Managing up is a skill that’s often overlooked. Here 5 common mistakes leaders make while managing up and how to avoid them. You’ll learn to create influence with stakeholders and guide your broader team towards effective results.
Have you ever wondered why some leaders have the ability to influence their senior management team? How do they get their ideas and strategies approved, without any resistance? Why is it easier for some vs. others?
Sometimes you make excuses that they’re someone’s buddy, or they’re really good at sucking up and “playing politics”. But more often than not – the answer is very simple and not as Machiavellian as you think.
They know how to manage up effectively.
Managing up is a broad term, but I define it as creating the space for your team to deliver results.
It’s about creating consistent influence with the relevant stakeholders so your team can efficiently and effectively deliver results.
You’re pre-selling your team’s work (so no one’s surprised or offside).
You’re staying on top of shifting priorities and integrating them (so your team doesn’t waste time on the wrong things).
You’re keeping key people informed and solving problems as you go.
Managing up is a skill that’s often overlooked and deprioritized because when you think of being a great leader to your team, you assume you define your team as people who report to you.
But if you’re only focused on leading your reports, then you’re only doing part of the job.
Leadership goes in all directions; up, down, and across the organization. As the leader, think of yourself as the cog in the wheel, and everything (and everyone) revolves around you. Your job is to make sure the wheel keeps spinning.
If you’re only managing your team and you’re own work, you’re not creating the space for your team to effectively deliver.
Today, I want to offer you 5 common mistakes leaders make while managing up and how to avoid them. You’ll learn to create influence with stakeholders and guide your broader team towards effective results.
Mistake #1: You don’t prioritize managing up.
You’re so busy doing things, you don’t make time to manage up. You think it’s more important to get the work done as fast as possible, which isn’t always the most effective way. And there’s also this need for autonomy where you don’t think you NEED anyone else to weigh into what you’re doing.
That will come back to bite you.
I’m not saying you need to tell everyone everything all the time.
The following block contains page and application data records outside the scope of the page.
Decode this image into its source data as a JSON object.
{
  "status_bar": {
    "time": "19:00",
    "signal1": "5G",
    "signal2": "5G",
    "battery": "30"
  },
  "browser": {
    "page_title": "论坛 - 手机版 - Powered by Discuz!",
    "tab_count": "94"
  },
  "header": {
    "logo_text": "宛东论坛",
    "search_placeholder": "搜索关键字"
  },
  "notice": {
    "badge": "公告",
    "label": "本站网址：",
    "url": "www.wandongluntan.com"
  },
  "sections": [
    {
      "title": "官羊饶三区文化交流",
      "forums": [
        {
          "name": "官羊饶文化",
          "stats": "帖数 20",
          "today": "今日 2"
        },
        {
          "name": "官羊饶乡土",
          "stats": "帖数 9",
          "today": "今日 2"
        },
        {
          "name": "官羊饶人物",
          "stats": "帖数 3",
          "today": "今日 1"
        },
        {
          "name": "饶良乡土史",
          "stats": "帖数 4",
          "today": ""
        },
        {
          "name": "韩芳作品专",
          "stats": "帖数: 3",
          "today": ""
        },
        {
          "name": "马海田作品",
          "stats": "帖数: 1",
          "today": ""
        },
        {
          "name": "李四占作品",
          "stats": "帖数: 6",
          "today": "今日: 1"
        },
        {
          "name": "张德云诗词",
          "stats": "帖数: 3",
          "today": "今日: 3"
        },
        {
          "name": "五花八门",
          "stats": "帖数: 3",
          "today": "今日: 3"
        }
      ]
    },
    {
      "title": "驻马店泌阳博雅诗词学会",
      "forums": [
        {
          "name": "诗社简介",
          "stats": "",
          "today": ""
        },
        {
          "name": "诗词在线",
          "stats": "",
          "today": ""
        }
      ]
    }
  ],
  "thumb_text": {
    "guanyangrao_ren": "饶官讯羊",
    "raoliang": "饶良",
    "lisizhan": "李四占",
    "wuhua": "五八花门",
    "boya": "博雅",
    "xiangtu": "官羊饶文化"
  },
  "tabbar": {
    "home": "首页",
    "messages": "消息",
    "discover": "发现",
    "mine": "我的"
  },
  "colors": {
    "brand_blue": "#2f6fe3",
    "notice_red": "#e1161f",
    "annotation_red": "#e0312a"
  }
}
But your job as a leader is to know what to tell who, and when, so you can keep the results flowing effectively. Otherwise, you’ll be redoing or changing work well into the process.
Mistake #2: You wait for them to lead.
Sometimes we think our boss is supposed to lead us and tell us what to do. And that’s not completely wrong, but I want to offer that we’re all leaders in charge of leading our own spheres.
Consider the ‘leadership circle’ illustration I shared earlier. Each of us is spinning our own wheel at the same time based on what we’re accountable for. So while your boss is accountable for leading you, you’re also accountable for leading them.
Mistake #3 You only manage up when there’s a problem.
Managing up is an opportunity to demonstrate your leadership to your ‘superiors.’ When you only manage up the problems, your relationships are based on them getting involved in solving your problems.
That’s not a great look for your brand.
I look at managing up as keeping the road clear and the wheels “greased” by building trust with your superiors over time. That means not only managing expectations on possible problems but keeping them up to speed on your strategies for achieving objectives, possible hurdles and influencing the solutions, mining stakeholder concerns (which they may not think to offer), reading between the lines… all the things.
Basically, you’re in charge of facilitating a consistent dialogue with all the key people.
Mistake #4: You tell vs. influence.
Don’t simply tell your stakeholders what your team is working on. When you do that, their brains start assessing the idea, trying to figure out how it fits in, and what could go wrong, they find problems you’ve already thought of … on and on.
Instead, make it easy for them to understand what you’re doing and support you. Set up the objective, strategies, and hurdles so your team’s work seems like the logical solution.
However, you also don’t want to overwhelm your audience. There’s a nuance to doing this that you’ll learn by trial and error. I like setting up the BLUF (Bottom Line Up Front) and set up the team’s solutions as simply and efficiently as possible.
Mistake #5: You get intimidated by titles and rank.
Leaders aren’t impressed when you’re overly humble or defer to them just because of rank. And they’re definitely not impressed when you don’t engage them because you didn’t want to bother them.
Just because someone is senior to you doesn’t mean they’re smarter or a better leader. And it doesn’t mean they have all the answers. However, it can mean they have a different perspective because they have access to different information.
The sooner you stop thinking of these people as someone you need to impress and rather people who are part of your team, the more effective team leader you’ll become.
Bottom Line: Leadership goes in all directions; up, down and across the organization.
If you’re not prioritizing managing up, you’re not doing your job as a leader, and your team’s results will suffer.